Long before a coach originally from Austin (Minnesota’s Bob Motzko) had beaten a coach from Rochester (Western Michigan’s Pat Ferschweilier) and a woman from Lake City (Gophers star Taylor Heise) had claimed the top individual honor in women’s college hockey, they had somehow crammed 10,000 frostbitten fans into a 6,500-seat football stadium on the Minnesota State Mankato campus to watch the Mavericks beat CCHA rival St. Thomas as the showpiece of Hockey Day Minnesota 2022.
“We had … people come and enjoy and see what it is now and to understand there’s hockey in southern Minnesota, and throughout our borders, that it’s not just the Iron Range. Down here in Mankato the saying was, ‘This is how we hockey,’’” said Mavericks coach Mike Hastings, who has his roots in the 218, in Crookston. “There’s just a lot of quality hockey and a lot of quality hockey people within this state. We’re proud to be a part of it, and it just continues to grow the game.”
Of course, the biggest accomplishment — which could forever hang on a banner inside the Mavs’ rink — would involve getting two more wins (to add to the ridiculous 37 they already have) in Boston and claiming MSU’s first Division I national championship. The Mavericks got to Pittsburgh last year, falling to in-state rival St. Cloud State in the semifinals. The luck of the draw has them head-to-head with Minnesota in the semis this year.
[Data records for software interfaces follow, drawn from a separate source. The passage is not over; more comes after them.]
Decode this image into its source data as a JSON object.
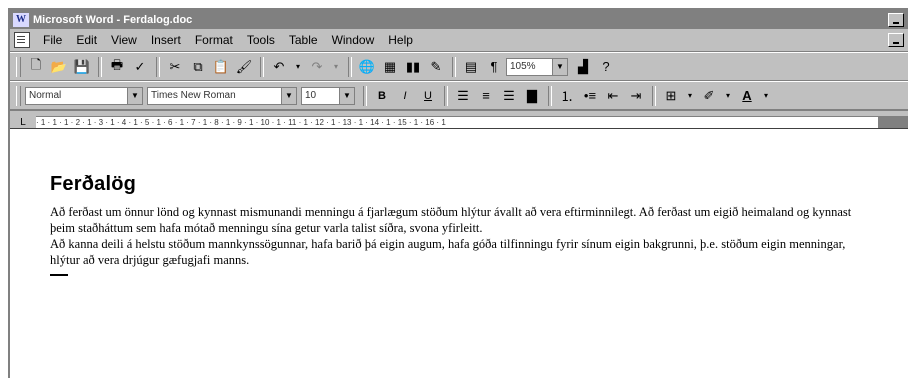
{
  "window": {
    "title": "Microsoft Word - Ferdalog.doc",
    "app_icon": "word-icon"
  },
  "menubar": {
    "items": [
      "File",
      "Edit",
      "View",
      "Insert",
      "Format",
      "Tools",
      "Table",
      "Window",
      "Help"
    ]
  },
  "toolbar_standard": {
    "zoom": "105%",
    "icons": [
      "new-icon",
      "open-icon",
      "save-icon",
      "print-icon",
      "cut-icon",
      "copy-icon",
      "paste-icon",
      "undo-icon",
      "redo-icon",
      "hyperlink-icon",
      "table-icon",
      "columns-icon",
      "pilcrow-icon",
      "help-icon"
    ]
  },
  "toolbar_formatting": {
    "style": "Normal",
    "font": "Times New Roman",
    "size": "10",
    "bold": "B",
    "italic": "I",
    "underline": "U",
    "font_color": "A"
  },
  "ruler": {
    "tab_selector": "L",
    "numbers": "· 1 · 1 · 1 · 2 · 1 · 3 · 1 · 4 · 1 · 5 · 1 · 6 · 1 · 7 · 1 · 8 · 1 · 9 · 1 · 10 · 1 · 11 · 1 · 12 · 1 · 13 · 1 · 14 · 1 · 15 · 1 · 16 · 1"
  },
  "document": {
    "heading": "Ferðalög",
    "paragraphs": [
      "Að ferðast um önnur lönd og kynnast mismunandi menningu á fjarlægum stöðum hlýtur ávallt að vera eftirminnilegt. Að ferðast um eigið heimaland og kynnast þeim staðháttum sem hafa mótað menningu sína getur varla talist síðra, svona yfirleitt.",
      "Að kanna deili á helstu stöðum mannkynssögunnar, hafa barið þá eigin augum, hafa góða tilfinningu fyrir sínum eigin bakgrunni, þ.e. stöðum eigin menningar, hlýtur að vera drjúgur gæfugjafi manns."
    ]
  }
}
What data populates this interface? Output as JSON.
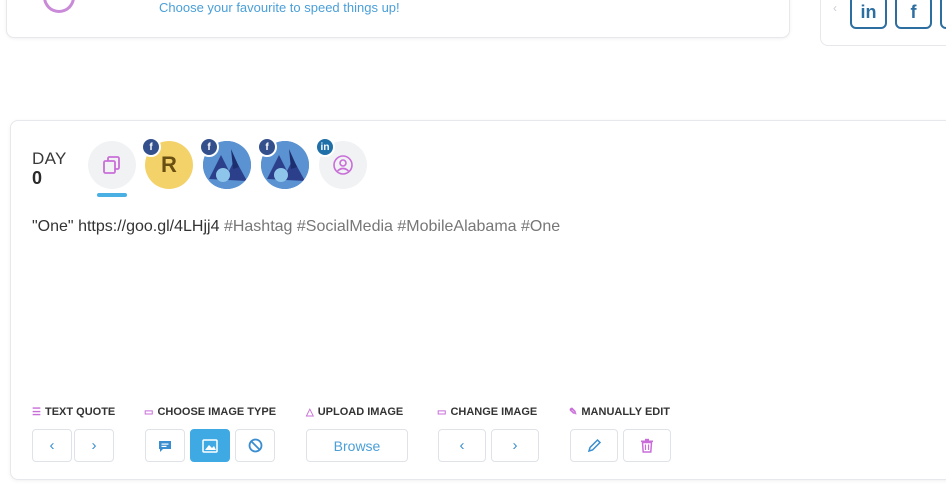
{
  "top": {
    "hint": "Choose your favourite to speed things up!",
    "social": [
      "in",
      "f"
    ]
  },
  "day": {
    "label": "DAY",
    "number": "0"
  },
  "post": {
    "quote": "\"One\"",
    "url": "https://goo.gl/4LHjj4",
    "hashtags": "#Hashtag #SocialMedia #MobileAlabama #One"
  },
  "avatars": {
    "r_initial": "R",
    "badges": [
      "f",
      "f",
      "f",
      "in"
    ]
  },
  "toolbar": {
    "text_quote": "TEXT QUOTE",
    "choose_image_type": "CHOOSE IMAGE TYPE",
    "upload_image": "UPLOAD IMAGE",
    "change_image": "CHANGE IMAGE",
    "manually_edit": "MANUALLY EDIT",
    "browse": "Browse"
  },
  "colors": {
    "accent": "#3fa9e4",
    "pink": "#c96ed8",
    "facebook_badge": "#34508c",
    "linkedin_badge": "#1f6fa8"
  }
}
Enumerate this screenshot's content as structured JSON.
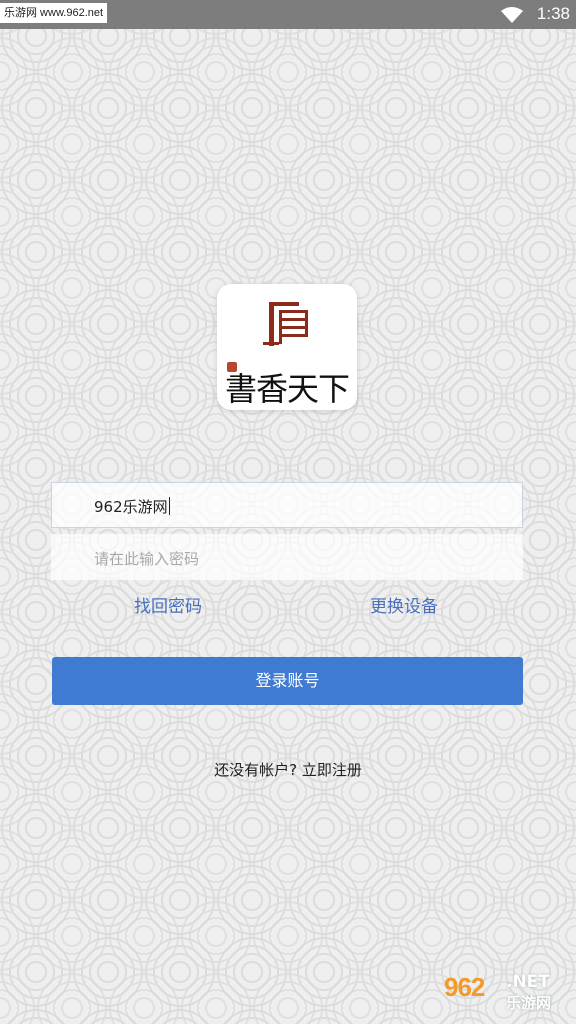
{
  "status_bar": {
    "source_label": "乐游网 www.962.net",
    "time": "1:38",
    "icons": [
      "wifi-icon",
      "battery-icon"
    ]
  },
  "logo": {
    "app_name": "書香天下",
    "icon": "book-seal-logo"
  },
  "form": {
    "username_value": "962乐游网",
    "password_placeholder": "请在此输入密码"
  },
  "links": {
    "forgot_password": "找回密码",
    "change_device": "更换设备"
  },
  "login_button": "登录账号",
  "register_prompt": "还没有帐户? 立即注册",
  "watermark": {
    "number": "962",
    "net": ".NET",
    "chinese": "乐游网"
  },
  "colors": {
    "primary": "#3f7bd3",
    "link": "#4a6fbd",
    "status_bar": "#7d7d7d",
    "seal_red": "#b8462e"
  }
}
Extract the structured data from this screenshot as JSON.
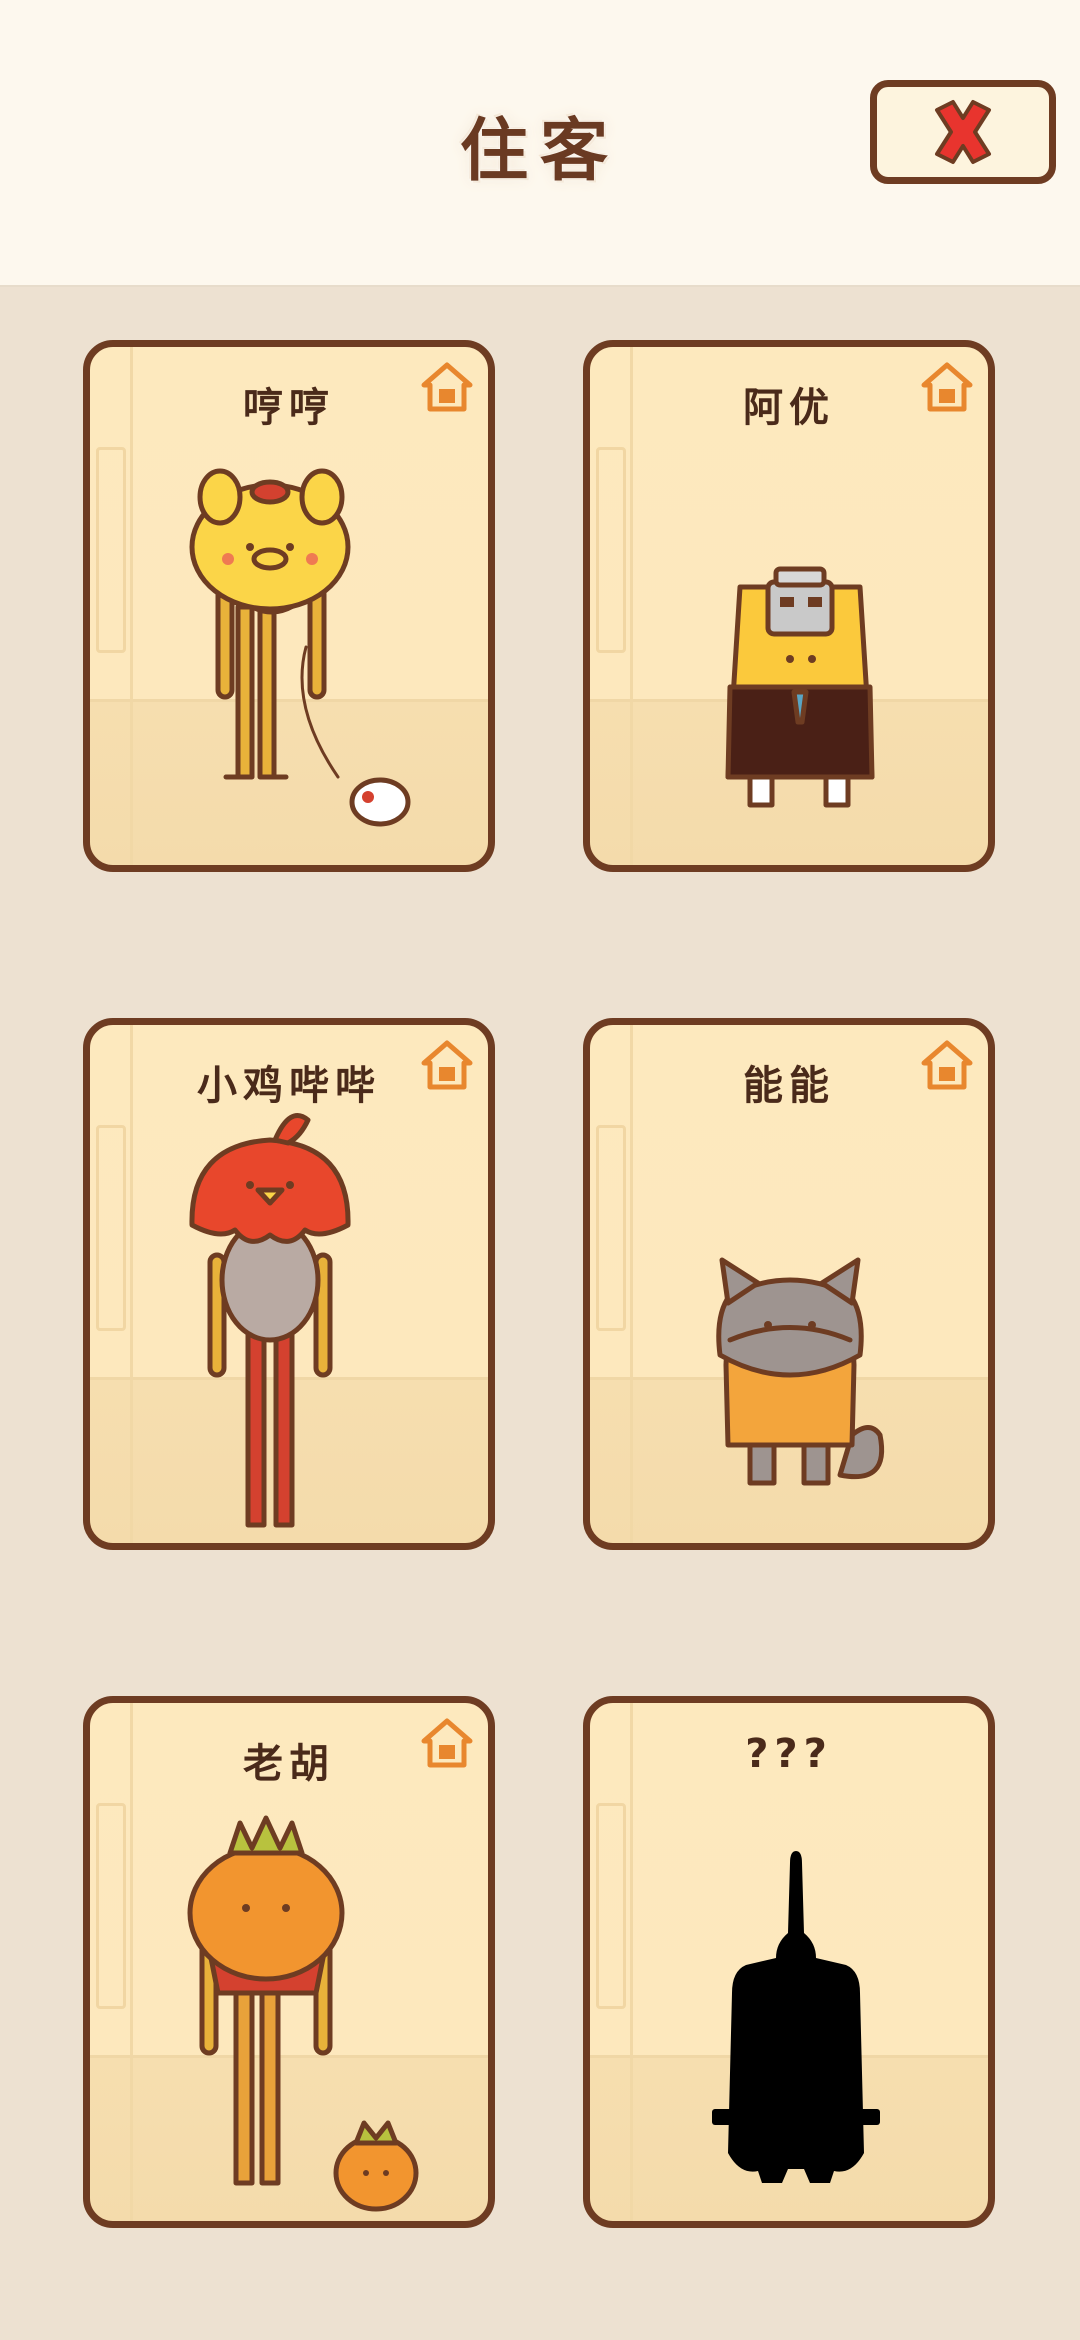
{
  "header": {
    "title": "住客"
  },
  "close_button": {
    "icon": "close-icon"
  },
  "residents": [
    {
      "name": "哼哼",
      "icon": "house-icon"
    },
    {
      "name": "阿优",
      "icon": "house-icon"
    },
    {
      "name": "小鸡哔哔",
      "icon": "house-icon"
    },
    {
      "name": "能能",
      "icon": "house-icon"
    },
    {
      "name": "老胡",
      "icon": "house-icon"
    },
    {
      "name": "???"
    }
  ],
  "colors": {
    "brown": "#6e3c22",
    "card_bg": "#fde9be",
    "accent_orange": "#e8872e",
    "close_red": "#e8342e"
  }
}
They’re hoping to draw on experience when they face the Gophers, who MSU beat in a regional final last season.
“There’s a little bit different vibe because they have had an experience of being in a Frozen Four,” Hastings said, admitting that with a full complement of fans in the building and a post-pandemic experience ahead, they’re looking forward to having more fun this time around.
And if nothing else, they could provide a story fans can tell their grandkids someday about the best of times for hockey in southern Minnesota.